I'm sure it's hurt.  But I think I never had many of the e-reader owners as customers anyway.  Many people like to buy the newest, latest book and many times we won't have that upon release, or couldn't compete with any of the big chains on price.  I talk to many e-reader owners, and quite a few just want to read, so they'll buy it in any format that they can or both if they're really bookfiends!

What was your initial reaction to Amazon buying Goodreads?
My initial reaction was can't anyone do anything well, earn a living and be satisfied without selling out?  I'm not sure I could resist that money and temptation, but that's what the owners of Goodreads have done.  I sell on Amazon, but I don't want to be a content provider for them.

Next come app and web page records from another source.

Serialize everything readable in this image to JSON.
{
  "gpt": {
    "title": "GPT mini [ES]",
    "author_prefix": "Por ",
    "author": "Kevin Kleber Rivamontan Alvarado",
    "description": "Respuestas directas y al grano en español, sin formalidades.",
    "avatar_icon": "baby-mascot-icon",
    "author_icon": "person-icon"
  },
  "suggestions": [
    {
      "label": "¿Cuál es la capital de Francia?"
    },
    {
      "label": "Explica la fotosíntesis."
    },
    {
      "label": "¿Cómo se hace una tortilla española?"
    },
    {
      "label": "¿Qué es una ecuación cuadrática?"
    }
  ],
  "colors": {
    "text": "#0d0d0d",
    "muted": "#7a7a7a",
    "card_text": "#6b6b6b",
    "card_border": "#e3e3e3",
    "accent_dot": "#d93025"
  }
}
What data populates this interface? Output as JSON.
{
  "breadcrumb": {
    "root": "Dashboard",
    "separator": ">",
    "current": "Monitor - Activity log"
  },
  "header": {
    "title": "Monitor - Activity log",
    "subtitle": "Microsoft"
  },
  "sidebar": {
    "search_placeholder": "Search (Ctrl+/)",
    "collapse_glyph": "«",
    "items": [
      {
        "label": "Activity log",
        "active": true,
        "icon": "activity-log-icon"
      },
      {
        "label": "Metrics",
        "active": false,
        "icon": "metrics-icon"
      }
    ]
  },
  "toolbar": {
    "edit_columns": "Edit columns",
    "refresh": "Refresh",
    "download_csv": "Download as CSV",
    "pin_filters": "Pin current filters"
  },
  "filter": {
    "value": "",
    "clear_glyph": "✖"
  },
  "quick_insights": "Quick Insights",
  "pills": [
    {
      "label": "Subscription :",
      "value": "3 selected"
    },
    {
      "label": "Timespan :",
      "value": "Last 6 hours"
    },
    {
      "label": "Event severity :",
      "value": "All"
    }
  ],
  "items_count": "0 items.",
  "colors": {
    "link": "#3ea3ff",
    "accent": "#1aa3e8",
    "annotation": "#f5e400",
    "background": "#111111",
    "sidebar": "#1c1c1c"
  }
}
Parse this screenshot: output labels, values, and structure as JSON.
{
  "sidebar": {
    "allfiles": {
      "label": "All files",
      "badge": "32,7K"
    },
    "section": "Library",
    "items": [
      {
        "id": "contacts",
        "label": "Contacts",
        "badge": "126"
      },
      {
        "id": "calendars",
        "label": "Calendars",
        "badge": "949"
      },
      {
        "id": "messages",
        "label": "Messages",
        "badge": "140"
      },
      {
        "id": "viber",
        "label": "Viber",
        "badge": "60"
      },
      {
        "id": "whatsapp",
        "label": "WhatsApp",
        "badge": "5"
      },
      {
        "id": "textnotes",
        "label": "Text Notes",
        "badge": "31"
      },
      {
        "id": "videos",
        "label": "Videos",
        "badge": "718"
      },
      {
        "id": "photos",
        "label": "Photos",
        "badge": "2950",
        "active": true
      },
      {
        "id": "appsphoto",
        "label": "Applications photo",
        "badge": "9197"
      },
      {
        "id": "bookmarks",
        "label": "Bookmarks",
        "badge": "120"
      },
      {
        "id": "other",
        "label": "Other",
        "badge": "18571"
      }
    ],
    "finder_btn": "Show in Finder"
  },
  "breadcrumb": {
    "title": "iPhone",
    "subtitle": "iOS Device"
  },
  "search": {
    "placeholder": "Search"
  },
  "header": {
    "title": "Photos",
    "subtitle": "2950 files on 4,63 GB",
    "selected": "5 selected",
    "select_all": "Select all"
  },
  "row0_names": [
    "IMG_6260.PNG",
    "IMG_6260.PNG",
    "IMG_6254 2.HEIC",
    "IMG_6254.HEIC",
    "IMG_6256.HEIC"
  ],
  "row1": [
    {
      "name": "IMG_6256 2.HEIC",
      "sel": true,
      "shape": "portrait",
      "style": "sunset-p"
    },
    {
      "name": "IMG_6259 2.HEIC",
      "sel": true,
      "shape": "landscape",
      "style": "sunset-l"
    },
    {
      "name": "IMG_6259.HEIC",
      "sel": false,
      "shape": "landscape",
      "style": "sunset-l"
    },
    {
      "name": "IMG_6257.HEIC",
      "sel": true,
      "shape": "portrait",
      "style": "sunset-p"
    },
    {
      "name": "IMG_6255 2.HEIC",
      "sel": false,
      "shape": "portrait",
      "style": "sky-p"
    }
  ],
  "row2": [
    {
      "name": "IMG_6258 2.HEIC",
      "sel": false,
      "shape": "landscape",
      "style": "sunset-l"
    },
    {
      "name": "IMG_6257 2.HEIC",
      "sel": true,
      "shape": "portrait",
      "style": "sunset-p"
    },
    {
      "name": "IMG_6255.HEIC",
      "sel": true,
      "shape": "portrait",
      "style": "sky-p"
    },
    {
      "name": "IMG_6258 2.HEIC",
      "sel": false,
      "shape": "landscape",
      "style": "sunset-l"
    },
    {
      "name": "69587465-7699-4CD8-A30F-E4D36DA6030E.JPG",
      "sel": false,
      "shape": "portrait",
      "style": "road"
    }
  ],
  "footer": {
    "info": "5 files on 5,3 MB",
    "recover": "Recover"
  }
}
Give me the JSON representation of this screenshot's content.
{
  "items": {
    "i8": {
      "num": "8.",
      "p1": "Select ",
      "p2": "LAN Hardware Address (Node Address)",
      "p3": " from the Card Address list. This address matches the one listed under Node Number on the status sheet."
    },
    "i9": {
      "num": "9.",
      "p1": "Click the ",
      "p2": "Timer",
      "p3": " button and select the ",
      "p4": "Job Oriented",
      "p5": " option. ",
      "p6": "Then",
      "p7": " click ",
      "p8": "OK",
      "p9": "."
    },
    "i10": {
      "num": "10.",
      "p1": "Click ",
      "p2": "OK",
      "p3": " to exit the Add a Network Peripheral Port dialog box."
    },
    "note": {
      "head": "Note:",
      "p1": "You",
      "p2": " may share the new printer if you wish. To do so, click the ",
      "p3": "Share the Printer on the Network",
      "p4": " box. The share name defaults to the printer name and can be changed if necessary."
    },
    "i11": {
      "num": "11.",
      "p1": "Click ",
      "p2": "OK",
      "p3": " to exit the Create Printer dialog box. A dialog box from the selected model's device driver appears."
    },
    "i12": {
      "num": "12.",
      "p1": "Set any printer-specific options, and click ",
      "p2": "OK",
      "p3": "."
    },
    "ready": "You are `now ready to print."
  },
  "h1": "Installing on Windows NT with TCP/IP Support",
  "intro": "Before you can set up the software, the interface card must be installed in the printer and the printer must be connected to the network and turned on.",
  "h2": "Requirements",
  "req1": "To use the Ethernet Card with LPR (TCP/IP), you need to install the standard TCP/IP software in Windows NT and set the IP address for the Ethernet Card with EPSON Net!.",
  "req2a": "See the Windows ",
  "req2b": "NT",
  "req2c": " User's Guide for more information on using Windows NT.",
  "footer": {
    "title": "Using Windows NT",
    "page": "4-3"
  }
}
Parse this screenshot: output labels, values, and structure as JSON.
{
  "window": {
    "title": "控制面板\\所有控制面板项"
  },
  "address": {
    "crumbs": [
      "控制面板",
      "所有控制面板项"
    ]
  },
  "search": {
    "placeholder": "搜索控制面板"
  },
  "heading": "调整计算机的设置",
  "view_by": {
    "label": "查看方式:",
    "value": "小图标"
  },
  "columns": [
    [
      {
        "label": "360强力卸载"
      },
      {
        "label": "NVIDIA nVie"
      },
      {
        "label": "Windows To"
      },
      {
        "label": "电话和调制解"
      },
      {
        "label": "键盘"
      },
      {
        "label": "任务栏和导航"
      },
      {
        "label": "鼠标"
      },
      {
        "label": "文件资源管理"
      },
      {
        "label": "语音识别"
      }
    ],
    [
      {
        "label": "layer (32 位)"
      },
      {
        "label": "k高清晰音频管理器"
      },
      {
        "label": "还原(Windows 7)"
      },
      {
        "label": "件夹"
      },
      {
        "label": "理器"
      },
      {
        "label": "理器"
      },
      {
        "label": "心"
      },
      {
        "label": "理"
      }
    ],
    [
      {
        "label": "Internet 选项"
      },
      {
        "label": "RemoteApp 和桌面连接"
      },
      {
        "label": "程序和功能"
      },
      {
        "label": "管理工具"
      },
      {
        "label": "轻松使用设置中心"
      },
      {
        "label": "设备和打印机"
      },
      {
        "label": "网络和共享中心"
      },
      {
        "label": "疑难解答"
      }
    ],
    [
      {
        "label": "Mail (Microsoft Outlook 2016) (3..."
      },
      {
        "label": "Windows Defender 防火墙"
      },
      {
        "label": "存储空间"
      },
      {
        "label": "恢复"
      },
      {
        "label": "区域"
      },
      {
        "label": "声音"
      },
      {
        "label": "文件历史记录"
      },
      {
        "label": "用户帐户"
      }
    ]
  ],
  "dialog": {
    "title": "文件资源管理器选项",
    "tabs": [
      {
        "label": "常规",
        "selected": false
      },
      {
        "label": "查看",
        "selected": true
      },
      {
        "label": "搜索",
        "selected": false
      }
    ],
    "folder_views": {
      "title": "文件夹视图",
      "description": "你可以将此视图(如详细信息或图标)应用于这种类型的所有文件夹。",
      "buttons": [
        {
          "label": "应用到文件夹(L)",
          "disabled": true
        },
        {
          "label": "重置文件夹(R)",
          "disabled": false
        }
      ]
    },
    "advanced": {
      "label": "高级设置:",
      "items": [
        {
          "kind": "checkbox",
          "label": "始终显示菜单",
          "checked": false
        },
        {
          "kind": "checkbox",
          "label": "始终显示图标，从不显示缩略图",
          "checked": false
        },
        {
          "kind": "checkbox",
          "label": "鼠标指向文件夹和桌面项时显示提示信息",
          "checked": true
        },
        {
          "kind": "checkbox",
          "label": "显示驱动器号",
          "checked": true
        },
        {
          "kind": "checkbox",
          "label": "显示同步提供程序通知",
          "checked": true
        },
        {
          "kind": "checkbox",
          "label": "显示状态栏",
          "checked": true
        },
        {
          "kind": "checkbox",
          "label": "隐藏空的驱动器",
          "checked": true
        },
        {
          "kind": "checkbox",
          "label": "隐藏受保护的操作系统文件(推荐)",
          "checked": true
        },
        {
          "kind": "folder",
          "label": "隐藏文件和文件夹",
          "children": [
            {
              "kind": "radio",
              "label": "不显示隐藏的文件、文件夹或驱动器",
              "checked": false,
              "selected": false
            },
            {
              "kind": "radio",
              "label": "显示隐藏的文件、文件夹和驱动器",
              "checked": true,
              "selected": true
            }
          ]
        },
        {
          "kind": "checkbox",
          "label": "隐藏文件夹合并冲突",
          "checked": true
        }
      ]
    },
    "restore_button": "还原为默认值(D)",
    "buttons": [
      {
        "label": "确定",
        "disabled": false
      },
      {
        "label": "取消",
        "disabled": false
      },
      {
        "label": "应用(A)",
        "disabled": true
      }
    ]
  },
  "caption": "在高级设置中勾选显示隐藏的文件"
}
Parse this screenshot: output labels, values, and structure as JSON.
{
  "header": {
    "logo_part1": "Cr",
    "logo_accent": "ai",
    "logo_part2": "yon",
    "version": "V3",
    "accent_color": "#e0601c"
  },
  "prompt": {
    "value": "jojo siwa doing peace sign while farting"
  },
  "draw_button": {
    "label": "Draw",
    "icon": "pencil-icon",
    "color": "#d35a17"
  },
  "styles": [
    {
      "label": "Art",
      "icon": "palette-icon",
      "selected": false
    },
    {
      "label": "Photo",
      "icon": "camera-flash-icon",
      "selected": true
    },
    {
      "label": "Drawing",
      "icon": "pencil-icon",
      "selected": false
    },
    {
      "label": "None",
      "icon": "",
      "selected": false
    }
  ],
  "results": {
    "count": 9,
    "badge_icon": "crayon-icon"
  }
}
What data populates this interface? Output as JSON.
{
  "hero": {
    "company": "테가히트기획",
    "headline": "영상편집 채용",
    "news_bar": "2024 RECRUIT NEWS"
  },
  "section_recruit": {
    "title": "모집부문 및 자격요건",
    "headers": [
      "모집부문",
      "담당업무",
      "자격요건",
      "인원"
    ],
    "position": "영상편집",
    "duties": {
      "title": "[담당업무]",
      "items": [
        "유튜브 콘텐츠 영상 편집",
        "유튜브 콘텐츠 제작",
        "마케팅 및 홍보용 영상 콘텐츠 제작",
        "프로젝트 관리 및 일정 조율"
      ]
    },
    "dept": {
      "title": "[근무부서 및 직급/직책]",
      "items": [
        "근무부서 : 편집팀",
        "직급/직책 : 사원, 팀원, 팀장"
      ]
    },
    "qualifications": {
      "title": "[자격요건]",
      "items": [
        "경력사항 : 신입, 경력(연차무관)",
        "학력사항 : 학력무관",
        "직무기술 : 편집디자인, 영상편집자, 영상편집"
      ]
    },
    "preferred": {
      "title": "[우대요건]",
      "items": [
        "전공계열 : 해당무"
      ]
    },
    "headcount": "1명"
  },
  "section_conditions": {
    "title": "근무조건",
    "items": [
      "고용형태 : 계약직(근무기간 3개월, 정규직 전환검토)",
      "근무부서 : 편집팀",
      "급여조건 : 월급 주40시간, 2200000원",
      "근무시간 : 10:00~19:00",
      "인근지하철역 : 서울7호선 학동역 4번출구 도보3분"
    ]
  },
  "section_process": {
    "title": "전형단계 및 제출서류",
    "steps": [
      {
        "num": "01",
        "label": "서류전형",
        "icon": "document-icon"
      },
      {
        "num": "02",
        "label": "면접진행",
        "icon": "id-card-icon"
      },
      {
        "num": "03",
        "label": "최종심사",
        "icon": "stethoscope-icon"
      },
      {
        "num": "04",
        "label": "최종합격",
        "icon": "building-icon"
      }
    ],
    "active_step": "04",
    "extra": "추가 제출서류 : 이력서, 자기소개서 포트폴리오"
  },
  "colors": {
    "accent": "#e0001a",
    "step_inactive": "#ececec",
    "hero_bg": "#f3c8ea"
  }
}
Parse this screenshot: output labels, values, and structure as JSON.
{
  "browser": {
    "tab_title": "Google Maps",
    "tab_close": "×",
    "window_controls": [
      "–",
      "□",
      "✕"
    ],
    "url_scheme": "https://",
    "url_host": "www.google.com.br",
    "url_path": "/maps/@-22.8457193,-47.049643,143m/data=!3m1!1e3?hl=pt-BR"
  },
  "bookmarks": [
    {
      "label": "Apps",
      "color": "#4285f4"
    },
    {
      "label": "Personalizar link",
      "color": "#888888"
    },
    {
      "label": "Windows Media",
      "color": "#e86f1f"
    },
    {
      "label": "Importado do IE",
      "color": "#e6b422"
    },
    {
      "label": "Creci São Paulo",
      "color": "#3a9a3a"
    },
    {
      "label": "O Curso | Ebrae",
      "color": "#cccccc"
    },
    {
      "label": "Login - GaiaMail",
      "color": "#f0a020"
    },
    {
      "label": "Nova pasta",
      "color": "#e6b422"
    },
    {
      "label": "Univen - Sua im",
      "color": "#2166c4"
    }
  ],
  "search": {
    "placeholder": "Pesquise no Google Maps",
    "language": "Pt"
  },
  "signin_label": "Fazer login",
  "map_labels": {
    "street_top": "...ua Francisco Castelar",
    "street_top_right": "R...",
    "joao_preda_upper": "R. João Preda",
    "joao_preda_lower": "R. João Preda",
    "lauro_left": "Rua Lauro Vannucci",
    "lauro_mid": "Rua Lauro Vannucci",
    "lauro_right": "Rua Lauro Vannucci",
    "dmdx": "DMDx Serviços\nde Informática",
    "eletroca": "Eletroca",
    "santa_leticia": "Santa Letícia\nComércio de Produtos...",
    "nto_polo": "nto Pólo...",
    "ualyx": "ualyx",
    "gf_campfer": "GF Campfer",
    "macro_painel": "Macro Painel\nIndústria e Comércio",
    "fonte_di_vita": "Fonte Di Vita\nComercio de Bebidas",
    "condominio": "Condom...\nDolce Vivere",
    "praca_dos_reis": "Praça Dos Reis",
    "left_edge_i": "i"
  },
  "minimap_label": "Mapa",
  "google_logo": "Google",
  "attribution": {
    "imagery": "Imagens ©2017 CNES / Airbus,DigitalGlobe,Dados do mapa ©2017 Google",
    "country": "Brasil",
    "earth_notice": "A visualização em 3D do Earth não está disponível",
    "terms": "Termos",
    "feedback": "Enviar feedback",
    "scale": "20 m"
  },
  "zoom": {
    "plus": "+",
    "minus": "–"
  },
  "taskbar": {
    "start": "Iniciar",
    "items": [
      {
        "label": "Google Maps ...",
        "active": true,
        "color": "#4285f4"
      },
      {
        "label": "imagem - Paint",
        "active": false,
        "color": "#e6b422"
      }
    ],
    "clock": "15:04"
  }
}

What is your favorite book of all time?
That's a tough one.  I'd have to include "Where the Wild Things Are" - those illustrations were burned into the grey matter, as an adult, at this moment, I'll say "Confederacy of Dunces".  Many times, with music & books, I find it hard to separate the story behind the book from the actual work.  This one intrigues me on both levels.  I guess I prefer the historical criticism of literature?

What little known book would you like to push on unsuspecting people who come into the store?
You have to be careful with foisting books on unsuspecting readers - books can be dangerous!  I'm sure I told you the reaction I got from a Ludlum reader that received my "Dunces" recommendation?

What are your thoughts on self-publishing?
I liken self-publishing to the DIY home recording movement in music: it's the great leveler of the playing field and is about as democratic as can be, maybe socialistic?  But editing, grammar, spelling seem to all have gone out the window.  The number of monkeys with typewriters have increased exponentially!

Any bad author experiences?
Other than a mid-level fantasy author dropping by the last Walden store I managed to insure his titles were faced-out & well-stocked, only holding the hands of some romance authors for two hours at an ill-attended autographing.  But most have been very pleasant.

What's the weirdest thing you've found inside a book?
Weirdest thing in a book?  Toss-up between a finely pressed pot leaf, or the amateur porn shot from WWII era.

Any advise for people thinking of opening a brick and mortar book store?
Advice?  Do it!  We need more of them.  By all means, start by getting a part-time job in the industry, if possible, there's a learning curve, and that curve continues for ever, so don't think you know the ropes.

1 comment:

  1. Great interview! On everything ebook, I love my little Kobo, but I still want the feel of a real book sometimes too. And it's not just the acquiring and reading of the print book, it's the browsing and discovery process.

    This is what I love most about the physical bookshop -- it's an opportunity to get lost in the stacks/aisles/piles and uncover an unexpected treasure!